Exercise directions: Make an exact copy of all the records, one that contains none of the pictures.
[Data extracts — start]
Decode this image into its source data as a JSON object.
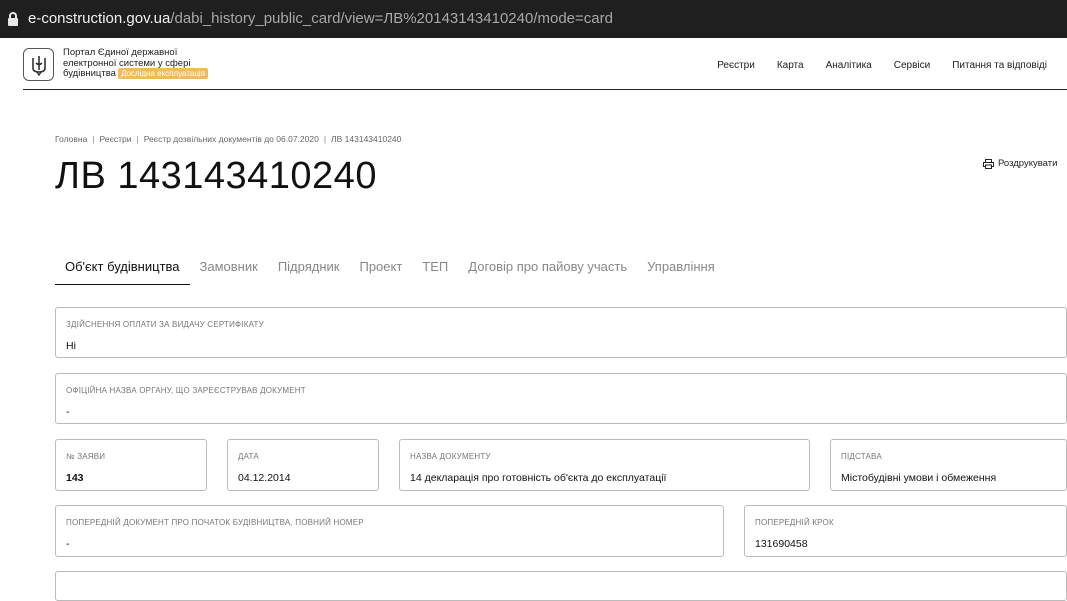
{
  "browser": {
    "url_domain": "e-construction.gov.ua",
    "url_path": "/dabi_history_public_card/view=ЛВ%20143143410240/mode=card"
  },
  "header": {
    "brand_line1": "Портал Єдиної державної",
    "brand_line2": "електронної системи у сфері",
    "brand_line3": "будівництва",
    "badge": "Дослідна експлуатація",
    "nav": [
      "Реєстри",
      "Карта",
      "Аналітика",
      "Сервіси",
      "Питання та відповіді"
    ]
  },
  "breadcrumb": [
    "Головна",
    "Реєстри",
    "Реєстр дозвільних документів до 06.07.2020",
    "ЛВ 143143410240"
  ],
  "page_title": "ЛВ 143143410240",
  "print_label": "Роздрукувати",
  "tabs": [
    "Об'єкт будівництва",
    "Замовник",
    "Підрядник",
    "Проект",
    "ТЕП",
    "Договір про пайову участь",
    "Управління"
  ],
  "active_tab": 0,
  "fields": {
    "payment": {
      "label": "Здійснення оплати за видачу сертифікату",
      "value": "Ні"
    },
    "organ": {
      "label": "Офіційна назва органу, що зареєстрував документ",
      "value": "-"
    },
    "app_no": {
      "label": "№ заяви",
      "value": "143"
    },
    "date": {
      "label": "Дата",
      "value": "04.12.2014"
    },
    "doc_name": {
      "label": "Назва документу",
      "value": "14 декларація про готовність об'єкта до експлуатації"
    },
    "basis": {
      "label": "Підстава",
      "value": "Містобудівні умови і обмеження"
    },
    "prev_doc": {
      "label": "Попередній документ про початок будівництва, повний номер",
      "value": "-"
    },
    "prev_step": {
      "label": "Попередній крок",
      "value": "131690458"
    }
  }
}
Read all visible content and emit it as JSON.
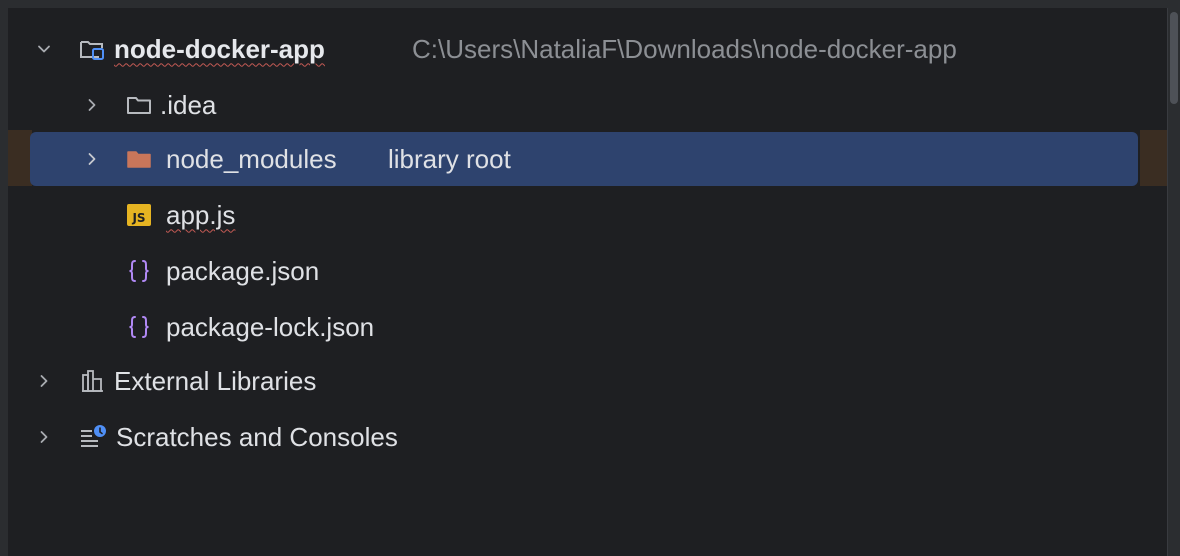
{
  "project_tree": {
    "root": {
      "name": "node-docker-app",
      "path": "C:\\Users\\NataliaF\\Downloads\\node-docker-app",
      "expanded": true
    },
    "items": [
      {
        "name": ".idea",
        "type": "folder",
        "expandable": true
      },
      {
        "name": "node_modules",
        "hint": "library root",
        "type": "folder",
        "expandable": true,
        "selected": true
      },
      {
        "name": "app.js",
        "type": "javascript-file",
        "icon_text": "JS"
      },
      {
        "name": "package.json",
        "type": "json-file"
      },
      {
        "name": "package-lock.json",
        "type": "json-file"
      }
    ],
    "external_libraries": {
      "label": "External Libraries"
    },
    "scratches": {
      "label": "Scratches and Consoles"
    }
  },
  "colors": {
    "background": "#1e1f22",
    "selection": "#2e436e",
    "folder_excluded": "#c9765a",
    "json_icon": "#b189f5",
    "js_badge": "#e6b422",
    "muted_text": "#8c8f94"
  }
}
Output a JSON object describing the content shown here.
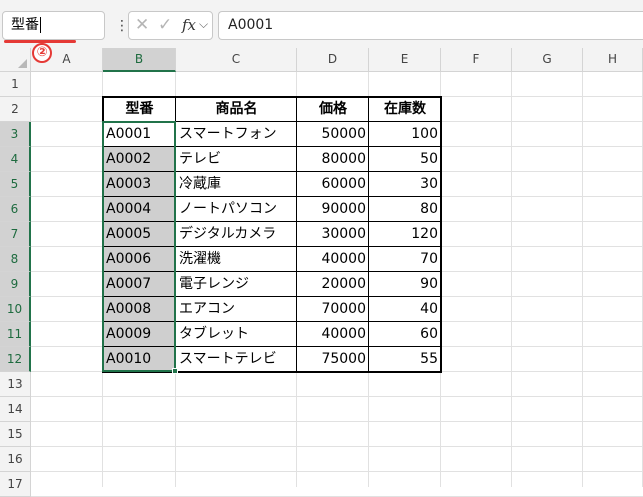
{
  "formula_bar": {
    "name_box_value": "型番",
    "step_badge": "②",
    "formula_value": "A0001",
    "icons": [
      "more-options-icon",
      "cancel-icon",
      "enter-icon",
      "function-icon",
      "chevron-down-icon"
    ],
    "accent_color": "#21734a",
    "annotation_color": "#e53935"
  },
  "column_headers": [
    "A",
    "B",
    "C",
    "D",
    "E",
    "F",
    "G",
    "H"
  ],
  "row_headers": [
    "1",
    "2",
    "3",
    "4",
    "5",
    "6",
    "7",
    "8",
    "9",
    "10",
    "11",
    "12",
    "13",
    "14",
    "15",
    "16",
    "17"
  ],
  "table": {
    "headers": [
      "型番",
      "商品名",
      "価格",
      "在庫数"
    ],
    "rows": [
      [
        "A0001",
        "スマートフォン",
        "50000",
        "100"
      ],
      [
        "A0002",
        "テレビ",
        "80000",
        "50"
      ],
      [
        "A0003",
        "冷蔵庫",
        "60000",
        "30"
      ],
      [
        "A0004",
        "ノートパソコン",
        "90000",
        "80"
      ],
      [
        "A0005",
        "デジタルカメラ",
        "30000",
        "120"
      ],
      [
        "A0006",
        "洗濯機",
        "40000",
        "70"
      ],
      [
        "A0007",
        "電子レンジ",
        "20000",
        "90"
      ],
      [
        "A0008",
        "エアコン",
        "70000",
        "40"
      ],
      [
        "A0009",
        "タブレット",
        "40000",
        "60"
      ],
      [
        "A0010",
        "スマートテレビ",
        "75000",
        "55"
      ]
    ]
  }
}
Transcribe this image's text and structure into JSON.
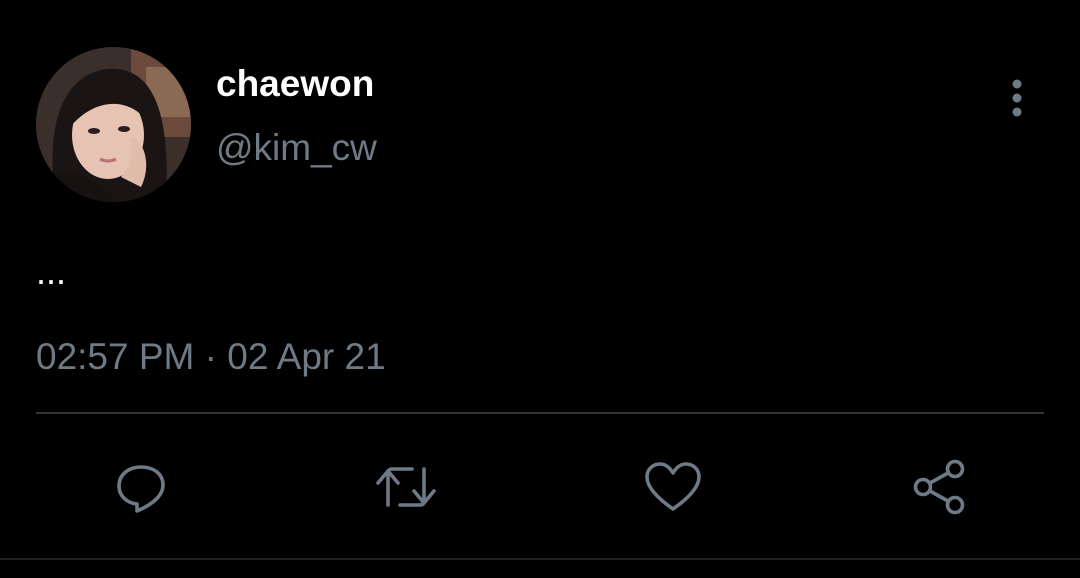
{
  "tweet": {
    "display_name": "chaewon",
    "handle": "@kim_cw",
    "text": "...",
    "time": "02:57 PM",
    "separator": "·",
    "date": "02 Apr 21"
  },
  "icons": {
    "more": "more-vertical-icon",
    "reply": "reply-icon",
    "retweet": "retweet-icon",
    "like": "heart-icon",
    "share": "share-icon"
  },
  "colors": {
    "background": "#000000",
    "primary_text": "#ffffff",
    "secondary_text": "#6e7a85",
    "divider": "#2f3336"
  }
}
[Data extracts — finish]
Task output:
Decode this image into its source data as a JSON object.
{
  "browser": {
    "url_domain": "e-construction.gov.ua",
    "url_path": "/dabi_history_public_card/view=ЛВ%20143143410240/mode=card"
  },
  "header": {
    "brand_line1": "Портал Єдиної державної",
    "brand_line2": "електронної системи у сфері",
    "brand_line3": "будівництва",
    "badge": "Дослідна експлуатація",
    "nav": [
      "Реєстри",
      "Карта",
      "Аналітика",
      "Сервіси",
      "Питання та відповіді"
    ]
  },
  "breadcrumb": [
    "Головна",
    "Реєстри",
    "Реєстр дозвільних документів до 06.07.2020",
    "ЛВ 143143410240"
  ],
  "page_title": "ЛВ 143143410240",
  "print_label": "Роздрукувати",
  "tabs": [
    "Об'єкт будівництва",
    "Замовник",
    "Підрядник",
    "Проект",
    "ТЕП",
    "Договір про пайову участь",
    "Управління"
  ],
  "active_tab": 0,
  "fields": {
    "payment": {
      "label": "Здійснення оплати за видачу сертифікату",
      "value": "Ні"
    },
    "organ": {
      "label": "Офіційна назва органу, що зареєстрував документ",
      "value": "-"
    },
    "app_no": {
      "label": "№ заяви",
      "value": "143"
    },
    "date": {
      "label": "Дата",
      "value": "04.12.2014"
    },
    "doc_name": {
      "label": "Назва документу",
      "value": "14 декларація про готовність об'єкта до експлуатації"
    },
    "basis": {
      "label": "Підстава",
      "value": "Містобудівні умови і обмеження"
    },
    "prev_doc": {
      "label": "Попередній документ про початок будівництва, повний номер",
      "value": "-"
    },
    "prev_step": {
      "label": "Попередній крок",
      "value": "131690458"
    }
  }
}
Read all visible content and emit it as JSON.
{
  "project_tree": {
    "root": {
      "name": "node-docker-app",
      "path": "C:\\Users\\NataliaF\\Downloads\\node-docker-app",
      "expanded": true
    },
    "items": [
      {
        "name": ".idea",
        "type": "folder",
        "expandable": true
      },
      {
        "name": "node_modules",
        "hint": "library root",
        "type": "folder",
        "expandable": true,
        "selected": true
      },
      {
        "name": "app.js",
        "type": "javascript-file",
        "icon_text": "JS"
      },
      {
        "name": "package.json",
        "type": "json-file"
      },
      {
        "name": "package-lock.json",
        "type": "json-file"
      }
    ],
    "external_libraries": {
      "label": "External Libraries"
    },
    "scratches": {
      "label": "Scratches and Consoles"
    }
  },
  "colors": {
    "background": "#1e1f22",
    "selection": "#2e436e",
    "folder_excluded": "#c9765a",
    "json_icon": "#b189f5",
    "js_badge": "#e6b422",
    "muted_text": "#8c8f94"
  }
}
Output a JSON object describing the content shown here.
{
  "formula_bar": {
    "name_box_value": "型番",
    "step_badge": "②",
    "formula_value": "A0001",
    "icons": [
      "more-options-icon",
      "cancel-icon",
      "enter-icon",
      "function-icon",
      "chevron-down-icon"
    ],
    "accent_color": "#21734a",
    "annotation_color": "#e53935"
  },
  "column_headers": [
    "A",
    "B",
    "C",
    "D",
    "E",
    "F",
    "G",
    "H"
  ],
  "row_headers": [
    "1",
    "2",
    "3",
    "4",
    "5",
    "6",
    "7",
    "8",
    "9",
    "10",
    "11",
    "12",
    "13",
    "14",
    "15",
    "16",
    "17"
  ],
  "table": {
    "headers": [
      "型番",
      "商品名",
      "価格",
      "在庫数"
    ],
    "rows": [
      [
        "A0001",
        "スマートフォン",
        "50000",
        "100"
      ],
      [
        "A0002",
        "テレビ",
        "80000",
        "50"
      ],
      [
        "A0003",
        "冷蔵庫",
        "60000",
        "30"
      ],
      [
        "A0004",
        "ノートパソコン",
        "90000",
        "80"
      ],
      [
        "A0005",
        "デジタルカメラ",
        "30000",
        "120"
      ],
      [
        "A0006",
        "洗濯機",
        "40000",
        "70"
      ],
      [
        "A0007",
        "電子レンジ",
        "20000",
        "90"
      ],
      [
        "A0008",
        "エアコン",
        "70000",
        "40"
      ],
      [
        "A0009",
        "タブレット",
        "40000",
        "60"
      ],
      [
        "A0010",
        "スマートテレビ",
        "75000",
        "55"
      ]
    ]
  }
}
Transcribe this image's text and structure into JSON.
{
  "tweet": {
    "display_name": "chaewon",
    "handle": "@kim_cw",
    "text": "...",
    "time": "02:57 PM",
    "separator": "·",
    "date": "02 Apr 21"
  },
  "icons": {
    "more": "more-vertical-icon",
    "reply": "reply-icon",
    "retweet": "retweet-icon",
    "like": "heart-icon",
    "share": "share-icon"
  },
  "colors": {
    "background": "#000000",
    "primary_text": "#ffffff",
    "secondary_text": "#6e7a85",
    "divider": "#2f3336"
  }
}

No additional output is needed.